Date Published
June 1, 2022

Exploring the challenges of DevOps

Solutions Architect, Darren O'Flaherty, explores real world examples of DevOps integration as well as architectures that enable enhanced automation.

Working in a fast-paced DevOps environment has it’s many challenges. I can testify to this. I recently joined an organisation where DevOps practices are a central pillar to any new client delivery.

If you’re working in DevOps, you will agree that it moves at speed, changes are frequent, and the key to success is strong adaptation. Over the past decade we have really seen the emergence and adoption of DevOps, and this has in turn, spawned SecOps, GitOps, CloudOps, ITOps and DevSecOps (with many more variations to come).

For this post however, we’ll be looking at DevOps in particular.

There are many benefits to adopting DevOps practices for any business. Many view DevOps as a way to increase their speed to market, or getting new products out the door quickly (without sacrificing quality).

Customers that I work with, whether that be start-ups or large organisations, are benefitting from the expertise I offer. By removing some of the inefficiencies and effort of complex workflows, the goal is to reduce the overall cost of development of new products and services. All of which form the DevOps lifecycle.

The typical DevOps lifecycle found within our workflow.

A lot of the clients I’m working with are keen to modernise their products. And with the right guidance and expertise, I’m taking them on that journey by applying solutions that are underpinned by sound and secure DevOps practices.

Before immersing into the DevOps culture, I take customers through the process of looking at whether they are ready to adapt by assessing the current delivery environment. This helps to understand whether the team, toolsets, architectures, and culture, are adequately prepared for the shift to move their applications to the next stage.

A lot of businesses are ready, this can be seen particularly with start-ups. Their apps tend to be stateless and they have been developed with new application frameworks and can be architected on Microservices. However, sometimes the teams are too busy or are simply lacking that next recruit with enterprise class expertise required to build on AWS. That is where my Firemind, as an Advanced AWS Consulting Partner steps in.

I often find myself speaking to customers who have an application they want to move away from a typical ALB, EC2 or Database stack (on a 3-tier architecture). They usually want to move to microservices with a solid pipeline for fast iterative secure deployments into a production level environment.

I see a familiar trend with lots of businesses moving from this typical system, even legacy architecture stacks to Microservices (and always on managed services wherever possible). Teams now want IAC, Microservices and CICD pipelines to modernise, but also to let AWS do the heavy lifting, whilst their staff can focus on the product.

Below is an illustration that highlights what I’m typically building for more and more customers, using Terraform.

The architecture

A typical architecture consists of a VPC with 2 public, 2 private and 2 super private subnets, spanning different Availability Zones.
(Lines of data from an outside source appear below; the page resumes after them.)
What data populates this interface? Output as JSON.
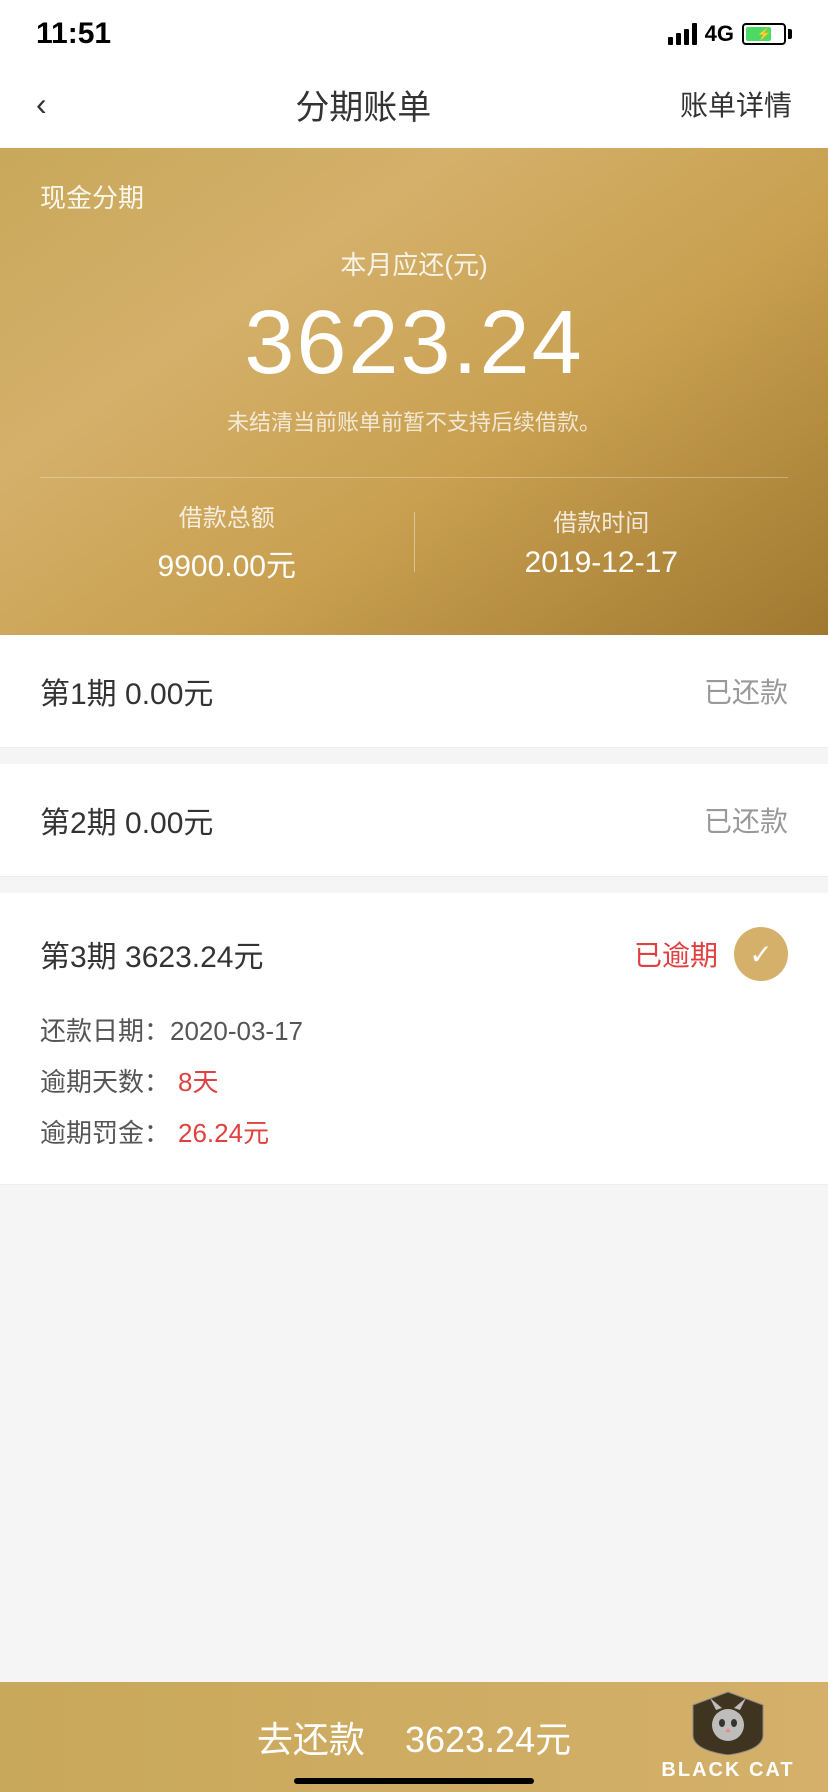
{
  "statusBar": {
    "time": "11:51",
    "network": "4G"
  },
  "navBar": {
    "back": "‹",
    "title": "分期账单",
    "action": "账单详情"
  },
  "header": {
    "category": "现金分期",
    "amountLabel": "本月应还(元)",
    "amount": "3623.24",
    "notice": "未结清当前账单前暂不支持后续借款。",
    "loanTotalLabel": "借款总额",
    "loanTotalValue": "9900.00元",
    "loanDateLabel": "借款时间",
    "loanDateValue": "2019-12-17"
  },
  "periods": [
    {
      "label": "第1期  0.00元",
      "status": "已还款",
      "overdue": false
    },
    {
      "label": "第2期  0.00元",
      "status": "已还款",
      "overdue": false
    },
    {
      "label": "第3期  3623.24元",
      "status": "已逾期",
      "overdue": true,
      "repayDate": "还款日期：2020-03-17",
      "overdueDaysLabel": "逾期天数：",
      "overdueDaysValue": "8天",
      "overdueFineLabel": "逾期罚金：",
      "overdueFineValue": "26.24元"
    }
  ],
  "bottomBar": {
    "label": "去还款",
    "amount": "3623.24元"
  },
  "blackCat": {
    "text": "BLACK CAT"
  }
}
The desired tasks in this illustration are two-fold, in that each task is deployed on separate private subnets with AWS Fargate. And each task belongs to the same ECS service. The target database architecture is Aurora MySQL, and is deployed using a super private subnet (set to Multi AZ to deliver high availability).

An Application Load Balancer is used to balance the load between the two tasks. The pipeline detects changes to the image, which is stored in ECR and uses CodeDeploy to route and deploy traffic to a Fargate cluster.

CodeDeploy uses a listener to reroute traffic to the port of the updated container specified in the build file. The pipeline is also configured to use a source location, such as GitHub, where the ECS task definition is stored.

The continuous delivery pipeline will automatically build and deploy container images whenever source code is changed, or a new base image is uploaded to ECR.

This architecture uses the following artefacts:

• A Docker image file that specifies the container name and repository URI of the ECR image repository.

• An ECS task definition that lists the Docker image name, container name, ECS service name, and load balancer configuration.

• A CodeDeploy AppSpec file that specifies the name of the ECS task definition file, the name of the updated application’s container, and the container port where CodeDeploy reroutes production traffic.It can also specify optional network configuration and Lambda functions you can run during deployment lifecycle event hooks.

Now this illustration is simply for illustration purposes, to provide an overview of what I’m building more and more for my clients. However, in a real-world deployment, I would have multiple accounts for different stages of the product lifecycle – Dev, Test, Stage, Prod – utilising a host of other services for operational excellence, security, reliability, performance efficiency cost optimisation and sustainability.

What I’m seeing from my clients is that they have a desire to move to microservices, using a myriad of managed services, all working simultaneously to deliver their ultimate goal of automation through DevOps practices.